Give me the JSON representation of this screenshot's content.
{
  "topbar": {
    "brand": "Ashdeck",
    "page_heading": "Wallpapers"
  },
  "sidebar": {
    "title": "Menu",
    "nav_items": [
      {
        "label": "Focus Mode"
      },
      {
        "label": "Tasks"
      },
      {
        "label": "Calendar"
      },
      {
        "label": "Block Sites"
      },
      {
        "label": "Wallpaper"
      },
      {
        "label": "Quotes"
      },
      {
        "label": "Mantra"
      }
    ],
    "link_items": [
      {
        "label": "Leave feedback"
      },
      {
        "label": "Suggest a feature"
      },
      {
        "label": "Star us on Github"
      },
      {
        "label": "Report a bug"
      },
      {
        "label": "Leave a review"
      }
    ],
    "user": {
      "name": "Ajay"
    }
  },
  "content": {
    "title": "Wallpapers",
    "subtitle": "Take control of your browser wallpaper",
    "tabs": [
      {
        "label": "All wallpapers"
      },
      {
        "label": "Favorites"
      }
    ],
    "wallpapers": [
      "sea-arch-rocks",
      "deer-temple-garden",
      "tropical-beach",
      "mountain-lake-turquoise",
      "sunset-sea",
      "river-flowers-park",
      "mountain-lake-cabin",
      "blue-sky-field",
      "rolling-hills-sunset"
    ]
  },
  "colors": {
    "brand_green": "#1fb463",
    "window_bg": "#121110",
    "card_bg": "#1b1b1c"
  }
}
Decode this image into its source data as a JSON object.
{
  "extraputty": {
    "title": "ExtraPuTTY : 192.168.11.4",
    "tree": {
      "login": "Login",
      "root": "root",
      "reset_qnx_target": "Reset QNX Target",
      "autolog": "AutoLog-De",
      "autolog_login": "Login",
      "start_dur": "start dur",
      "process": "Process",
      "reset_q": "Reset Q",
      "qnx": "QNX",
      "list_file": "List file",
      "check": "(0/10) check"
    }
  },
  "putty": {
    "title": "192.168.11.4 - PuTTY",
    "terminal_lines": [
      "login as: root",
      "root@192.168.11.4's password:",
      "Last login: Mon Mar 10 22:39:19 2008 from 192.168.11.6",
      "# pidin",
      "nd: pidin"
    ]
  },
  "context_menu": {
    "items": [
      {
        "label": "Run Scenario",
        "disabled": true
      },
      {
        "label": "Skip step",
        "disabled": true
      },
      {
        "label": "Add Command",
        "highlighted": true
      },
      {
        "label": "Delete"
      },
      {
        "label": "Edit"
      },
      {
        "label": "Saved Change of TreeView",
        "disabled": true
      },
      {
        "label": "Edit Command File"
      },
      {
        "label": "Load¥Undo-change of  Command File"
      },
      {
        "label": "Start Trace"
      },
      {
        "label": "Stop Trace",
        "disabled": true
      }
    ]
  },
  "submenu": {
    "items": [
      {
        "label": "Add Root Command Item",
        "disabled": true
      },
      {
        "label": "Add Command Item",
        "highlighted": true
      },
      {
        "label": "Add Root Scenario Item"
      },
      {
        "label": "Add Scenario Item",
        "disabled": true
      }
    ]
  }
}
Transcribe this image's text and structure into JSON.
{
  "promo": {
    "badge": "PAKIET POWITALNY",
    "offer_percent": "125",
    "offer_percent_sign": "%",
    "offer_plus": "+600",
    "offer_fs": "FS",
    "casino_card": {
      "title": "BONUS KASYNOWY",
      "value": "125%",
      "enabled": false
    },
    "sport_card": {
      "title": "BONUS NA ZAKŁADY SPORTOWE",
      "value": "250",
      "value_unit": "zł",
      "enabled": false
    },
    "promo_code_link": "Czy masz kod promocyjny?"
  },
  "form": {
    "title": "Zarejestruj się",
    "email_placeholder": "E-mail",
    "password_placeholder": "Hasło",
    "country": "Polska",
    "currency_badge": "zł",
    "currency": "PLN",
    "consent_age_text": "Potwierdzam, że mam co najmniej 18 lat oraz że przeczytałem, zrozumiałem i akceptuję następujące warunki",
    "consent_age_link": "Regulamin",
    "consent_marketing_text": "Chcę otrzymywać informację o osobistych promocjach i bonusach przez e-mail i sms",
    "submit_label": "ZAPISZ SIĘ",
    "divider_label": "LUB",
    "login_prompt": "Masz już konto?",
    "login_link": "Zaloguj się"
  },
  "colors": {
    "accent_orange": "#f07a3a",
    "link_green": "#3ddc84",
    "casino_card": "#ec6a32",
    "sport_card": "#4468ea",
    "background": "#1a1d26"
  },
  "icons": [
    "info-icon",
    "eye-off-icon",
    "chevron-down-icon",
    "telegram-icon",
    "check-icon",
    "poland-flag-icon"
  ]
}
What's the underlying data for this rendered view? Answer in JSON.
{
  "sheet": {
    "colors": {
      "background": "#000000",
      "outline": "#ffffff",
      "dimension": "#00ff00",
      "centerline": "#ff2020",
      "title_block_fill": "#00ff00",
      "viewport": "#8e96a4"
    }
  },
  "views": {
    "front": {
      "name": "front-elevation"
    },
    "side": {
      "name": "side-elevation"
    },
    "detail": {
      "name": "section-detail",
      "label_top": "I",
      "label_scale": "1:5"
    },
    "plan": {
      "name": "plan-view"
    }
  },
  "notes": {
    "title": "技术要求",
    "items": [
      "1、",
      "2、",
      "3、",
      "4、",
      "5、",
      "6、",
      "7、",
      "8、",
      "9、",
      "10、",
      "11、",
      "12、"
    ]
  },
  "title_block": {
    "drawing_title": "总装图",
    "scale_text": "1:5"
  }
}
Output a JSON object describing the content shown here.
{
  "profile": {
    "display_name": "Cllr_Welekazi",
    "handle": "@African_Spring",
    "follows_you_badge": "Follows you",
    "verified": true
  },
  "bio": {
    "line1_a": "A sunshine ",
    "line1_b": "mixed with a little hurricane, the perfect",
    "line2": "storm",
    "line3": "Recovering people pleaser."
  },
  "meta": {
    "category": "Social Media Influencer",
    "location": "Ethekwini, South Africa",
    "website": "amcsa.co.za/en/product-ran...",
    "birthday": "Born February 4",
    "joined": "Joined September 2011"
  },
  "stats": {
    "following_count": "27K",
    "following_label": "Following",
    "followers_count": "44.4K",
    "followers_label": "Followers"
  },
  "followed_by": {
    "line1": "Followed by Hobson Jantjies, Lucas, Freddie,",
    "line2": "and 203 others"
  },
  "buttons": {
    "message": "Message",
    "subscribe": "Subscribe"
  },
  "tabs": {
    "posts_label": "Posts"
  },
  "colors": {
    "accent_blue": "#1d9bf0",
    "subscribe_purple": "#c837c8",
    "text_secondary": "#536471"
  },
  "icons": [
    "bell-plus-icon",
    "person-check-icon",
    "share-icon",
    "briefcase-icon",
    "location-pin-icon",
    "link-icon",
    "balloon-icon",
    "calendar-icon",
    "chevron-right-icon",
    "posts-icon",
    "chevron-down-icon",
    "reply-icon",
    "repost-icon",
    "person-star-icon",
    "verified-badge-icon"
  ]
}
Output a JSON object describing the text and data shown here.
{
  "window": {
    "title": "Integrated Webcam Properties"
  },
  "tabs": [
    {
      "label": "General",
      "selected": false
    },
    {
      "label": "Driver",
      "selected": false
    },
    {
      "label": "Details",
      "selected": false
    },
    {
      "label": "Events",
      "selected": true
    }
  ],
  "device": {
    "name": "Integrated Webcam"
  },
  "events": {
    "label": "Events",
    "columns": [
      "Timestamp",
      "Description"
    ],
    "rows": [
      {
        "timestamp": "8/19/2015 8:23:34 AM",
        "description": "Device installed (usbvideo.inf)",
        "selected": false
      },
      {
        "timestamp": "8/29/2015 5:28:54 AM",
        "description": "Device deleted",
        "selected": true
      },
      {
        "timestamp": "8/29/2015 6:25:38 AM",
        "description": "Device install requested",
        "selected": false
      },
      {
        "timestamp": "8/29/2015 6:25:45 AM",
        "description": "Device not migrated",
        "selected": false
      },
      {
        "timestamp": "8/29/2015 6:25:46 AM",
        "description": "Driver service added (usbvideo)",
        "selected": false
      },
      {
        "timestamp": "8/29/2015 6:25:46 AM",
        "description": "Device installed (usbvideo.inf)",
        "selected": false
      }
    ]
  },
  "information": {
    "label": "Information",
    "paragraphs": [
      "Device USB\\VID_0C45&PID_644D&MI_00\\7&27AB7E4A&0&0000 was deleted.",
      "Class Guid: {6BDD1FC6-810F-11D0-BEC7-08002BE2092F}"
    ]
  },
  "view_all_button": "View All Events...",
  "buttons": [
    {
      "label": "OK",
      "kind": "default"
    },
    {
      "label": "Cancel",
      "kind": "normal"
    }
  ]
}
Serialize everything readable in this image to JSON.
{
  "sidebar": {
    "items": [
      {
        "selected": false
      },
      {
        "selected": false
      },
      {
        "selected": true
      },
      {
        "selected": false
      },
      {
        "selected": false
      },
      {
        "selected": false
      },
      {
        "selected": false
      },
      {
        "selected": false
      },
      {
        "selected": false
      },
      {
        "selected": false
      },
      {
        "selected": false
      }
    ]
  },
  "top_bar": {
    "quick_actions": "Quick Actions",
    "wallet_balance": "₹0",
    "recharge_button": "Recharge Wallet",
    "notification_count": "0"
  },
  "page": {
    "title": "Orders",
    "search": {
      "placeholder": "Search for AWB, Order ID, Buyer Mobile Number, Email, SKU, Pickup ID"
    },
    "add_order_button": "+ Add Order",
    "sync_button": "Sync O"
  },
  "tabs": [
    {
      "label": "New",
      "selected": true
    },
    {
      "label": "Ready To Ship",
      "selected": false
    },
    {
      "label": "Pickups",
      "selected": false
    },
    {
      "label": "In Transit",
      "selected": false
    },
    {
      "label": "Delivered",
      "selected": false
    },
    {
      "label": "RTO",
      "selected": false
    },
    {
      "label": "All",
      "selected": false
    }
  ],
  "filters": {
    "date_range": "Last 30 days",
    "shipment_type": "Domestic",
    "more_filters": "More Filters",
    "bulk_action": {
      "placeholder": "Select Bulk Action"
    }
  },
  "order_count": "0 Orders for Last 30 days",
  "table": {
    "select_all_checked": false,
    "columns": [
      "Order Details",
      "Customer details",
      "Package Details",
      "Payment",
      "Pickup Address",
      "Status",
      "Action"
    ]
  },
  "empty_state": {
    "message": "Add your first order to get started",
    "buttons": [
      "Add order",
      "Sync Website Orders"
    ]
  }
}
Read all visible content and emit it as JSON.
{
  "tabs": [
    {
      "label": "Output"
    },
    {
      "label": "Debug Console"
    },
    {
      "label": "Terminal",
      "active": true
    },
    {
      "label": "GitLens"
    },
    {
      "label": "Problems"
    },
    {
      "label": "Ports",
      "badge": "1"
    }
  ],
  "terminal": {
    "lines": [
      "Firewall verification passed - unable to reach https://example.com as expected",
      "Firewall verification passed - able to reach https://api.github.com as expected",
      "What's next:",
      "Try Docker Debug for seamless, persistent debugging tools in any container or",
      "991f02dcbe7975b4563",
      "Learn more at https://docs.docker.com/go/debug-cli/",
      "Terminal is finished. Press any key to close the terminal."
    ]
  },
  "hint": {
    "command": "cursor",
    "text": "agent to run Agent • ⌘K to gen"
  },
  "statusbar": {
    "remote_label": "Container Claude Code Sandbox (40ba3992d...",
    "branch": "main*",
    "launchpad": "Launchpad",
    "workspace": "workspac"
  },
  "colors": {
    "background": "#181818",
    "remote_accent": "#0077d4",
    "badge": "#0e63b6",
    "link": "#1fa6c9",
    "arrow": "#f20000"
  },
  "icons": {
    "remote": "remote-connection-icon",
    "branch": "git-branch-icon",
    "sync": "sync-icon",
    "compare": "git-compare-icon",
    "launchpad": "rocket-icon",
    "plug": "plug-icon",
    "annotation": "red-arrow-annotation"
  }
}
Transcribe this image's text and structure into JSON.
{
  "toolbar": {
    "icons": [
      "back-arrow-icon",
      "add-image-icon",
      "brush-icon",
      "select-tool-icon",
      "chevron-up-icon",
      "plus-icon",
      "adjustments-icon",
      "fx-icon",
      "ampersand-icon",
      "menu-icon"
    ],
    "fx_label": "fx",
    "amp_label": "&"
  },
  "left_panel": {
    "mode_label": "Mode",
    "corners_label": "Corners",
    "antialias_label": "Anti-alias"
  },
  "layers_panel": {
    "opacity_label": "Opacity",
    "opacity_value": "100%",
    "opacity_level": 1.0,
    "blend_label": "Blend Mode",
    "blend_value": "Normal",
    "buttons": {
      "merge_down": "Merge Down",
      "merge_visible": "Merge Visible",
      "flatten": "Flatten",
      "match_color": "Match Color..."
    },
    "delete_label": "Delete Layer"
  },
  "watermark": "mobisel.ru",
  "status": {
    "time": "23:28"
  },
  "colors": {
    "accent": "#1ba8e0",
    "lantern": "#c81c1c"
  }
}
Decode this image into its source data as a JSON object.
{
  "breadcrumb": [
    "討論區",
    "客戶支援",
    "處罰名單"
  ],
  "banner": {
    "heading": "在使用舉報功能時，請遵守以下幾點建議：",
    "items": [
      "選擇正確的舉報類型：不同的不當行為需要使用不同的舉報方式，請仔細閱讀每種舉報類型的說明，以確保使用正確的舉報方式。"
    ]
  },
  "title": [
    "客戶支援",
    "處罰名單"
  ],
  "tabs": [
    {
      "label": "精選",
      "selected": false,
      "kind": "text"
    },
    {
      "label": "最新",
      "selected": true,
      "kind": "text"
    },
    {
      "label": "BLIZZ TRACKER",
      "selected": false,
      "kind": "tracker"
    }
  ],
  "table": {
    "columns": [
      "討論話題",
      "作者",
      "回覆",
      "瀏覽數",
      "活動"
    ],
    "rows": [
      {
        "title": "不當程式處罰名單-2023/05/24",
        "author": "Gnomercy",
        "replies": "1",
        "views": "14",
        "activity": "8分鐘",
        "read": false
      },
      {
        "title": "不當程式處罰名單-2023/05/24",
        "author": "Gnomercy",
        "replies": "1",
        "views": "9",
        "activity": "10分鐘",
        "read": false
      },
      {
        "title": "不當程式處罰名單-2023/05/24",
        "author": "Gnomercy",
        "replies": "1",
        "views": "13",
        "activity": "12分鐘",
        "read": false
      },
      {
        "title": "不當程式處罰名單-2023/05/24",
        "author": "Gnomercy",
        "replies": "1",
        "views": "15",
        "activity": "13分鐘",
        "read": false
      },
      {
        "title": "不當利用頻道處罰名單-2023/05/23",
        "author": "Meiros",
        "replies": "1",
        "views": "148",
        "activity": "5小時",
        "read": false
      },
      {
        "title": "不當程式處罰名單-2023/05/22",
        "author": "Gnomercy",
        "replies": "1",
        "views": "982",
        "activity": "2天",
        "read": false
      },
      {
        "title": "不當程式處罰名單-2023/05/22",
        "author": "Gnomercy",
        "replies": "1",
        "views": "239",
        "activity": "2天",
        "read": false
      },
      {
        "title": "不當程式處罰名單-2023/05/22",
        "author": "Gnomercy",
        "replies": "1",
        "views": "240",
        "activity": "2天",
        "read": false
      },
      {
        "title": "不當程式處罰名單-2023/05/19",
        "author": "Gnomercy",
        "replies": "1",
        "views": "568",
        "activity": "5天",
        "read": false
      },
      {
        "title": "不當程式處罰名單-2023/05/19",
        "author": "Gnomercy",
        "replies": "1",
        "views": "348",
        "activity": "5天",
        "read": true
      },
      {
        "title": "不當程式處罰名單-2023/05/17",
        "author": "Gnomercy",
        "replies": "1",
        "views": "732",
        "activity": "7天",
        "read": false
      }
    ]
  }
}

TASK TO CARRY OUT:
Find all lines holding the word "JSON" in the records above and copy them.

RESPONSE TO THE TASK:
Give me the JSON representation of this screenshot's content.
Decode this image into its source data as a JSON object.
Transcribe this image's text and structure into JSON.
What's the underlying data for this rendered view? Answer in JSON.
Output a JSON object describing the content shown here.
Output a JSON object describing the text and data shown here.
Serialize everything readable in this image to JSON.
Read all visible content and emit it as JSON.
Transcribe this image's text and structure into JSON.
Decode this image into its source data as a JSON object.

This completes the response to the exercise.